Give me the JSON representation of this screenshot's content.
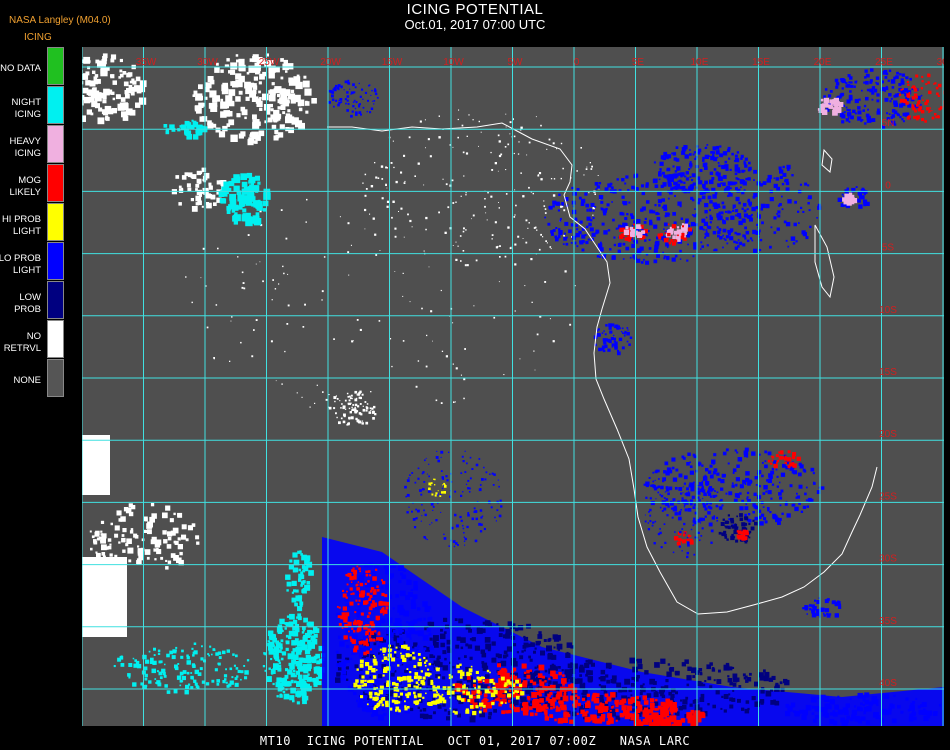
{
  "header": {
    "title": "ICING POTENTIAL",
    "subtitle": "Oct.01, 2017 07:00 UTC",
    "provider": "NASA Langley (M04.0)",
    "product": "ICING"
  },
  "legend": [
    {
      "label": "NO DATA",
      "color": "#20c020"
    },
    {
      "label": "NIGHT\nICING",
      "color": "#00f0f0"
    },
    {
      "label": "HEAVY\nICING",
      "color": "#f0b0e0"
    },
    {
      "label": "MOG\nLIKELY",
      "color": "#ff0000"
    },
    {
      "label": "HI PROB\nLIGHT",
      "color": "#ffff00"
    },
    {
      "label": "LO PROB\nLIGHT",
      "color": "#0000ff"
    },
    {
      "label": "LOW\nPROB",
      "color": "#000080"
    },
    {
      "label": "NO\nRETRVL",
      "color": "#ffffff"
    },
    {
      "label": "NONE",
      "color": "#555555"
    }
  ],
  "map": {
    "background": "#4f4f4f",
    "grid_color": "#40e0e0",
    "coast_color": "#ffffff",
    "label_color": "#d02020",
    "lon_labels": [
      "35W",
      "30W",
      "25W",
      "20W",
      "15W",
      "10W",
      "5W",
      "0",
      "5E",
      "10E",
      "15E",
      "20E",
      "25E",
      "30E",
      "35E"
    ],
    "lat_labels": [
      "5N",
      "0",
      "5S",
      "10S",
      "15S",
      "20S",
      "25S",
      "30S",
      "35S",
      "40S"
    ]
  },
  "footer": "MT10  ICING POTENTIAL   OCT 01, 2017 07:00Z   NASA LARC"
}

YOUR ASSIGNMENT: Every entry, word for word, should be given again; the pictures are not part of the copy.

ANSWER SPACE:
Give me the JSON representation of this screenshot's content.
{
  "header": {
    "title": "ICING POTENTIAL",
    "subtitle": "Oct.01, 2017 07:00 UTC",
    "provider": "NASA Langley (M04.0)",
    "product": "ICING"
  },
  "legend": [
    {
      "label": "NO DATA",
      "color": "#20c020"
    },
    {
      "label": "NIGHT\nICING",
      "color": "#00f0f0"
    },
    {
      "label": "HEAVY\nICING",
      "color": "#f0b0e0"
    },
    {
      "label": "MOG\nLIKELY",
      "color": "#ff0000"
    },
    {
      "label": "HI PROB\nLIGHT",
      "color": "#ffff00"
    },
    {
      "label": "LO PROB\nLIGHT",
      "color": "#0000ff"
    },
    {
      "label": "LOW\nPROB",
      "color": "#000080"
    },
    {
      "label": "NO\nRETRVL",
      "color": "#ffffff"
    },
    {
      "label": "NONE",
      "color": "#555555"
    }
  ],
  "map": {
    "background": "#4f4f4f",
    "grid_color": "#40e0e0",
    "coast_color": "#ffffff",
    "label_color": "#d02020",
    "lon_labels": [
      "35W",
      "30W",
      "25W",
      "20W",
      "15W",
      "10W",
      "5W",
      "0",
      "5E",
      "10E",
      "15E",
      "20E",
      "25E",
      "30E",
      "35E"
    ],
    "lat_labels": [
      "5N",
      "0",
      "5S",
      "10S",
      "15S",
      "20S",
      "25S",
      "30S",
      "35S",
      "40S"
    ]
  },
  "footer": "MT10  ICING POTENTIAL   OCT 01, 2017 07:00Z   NASA LARC"
}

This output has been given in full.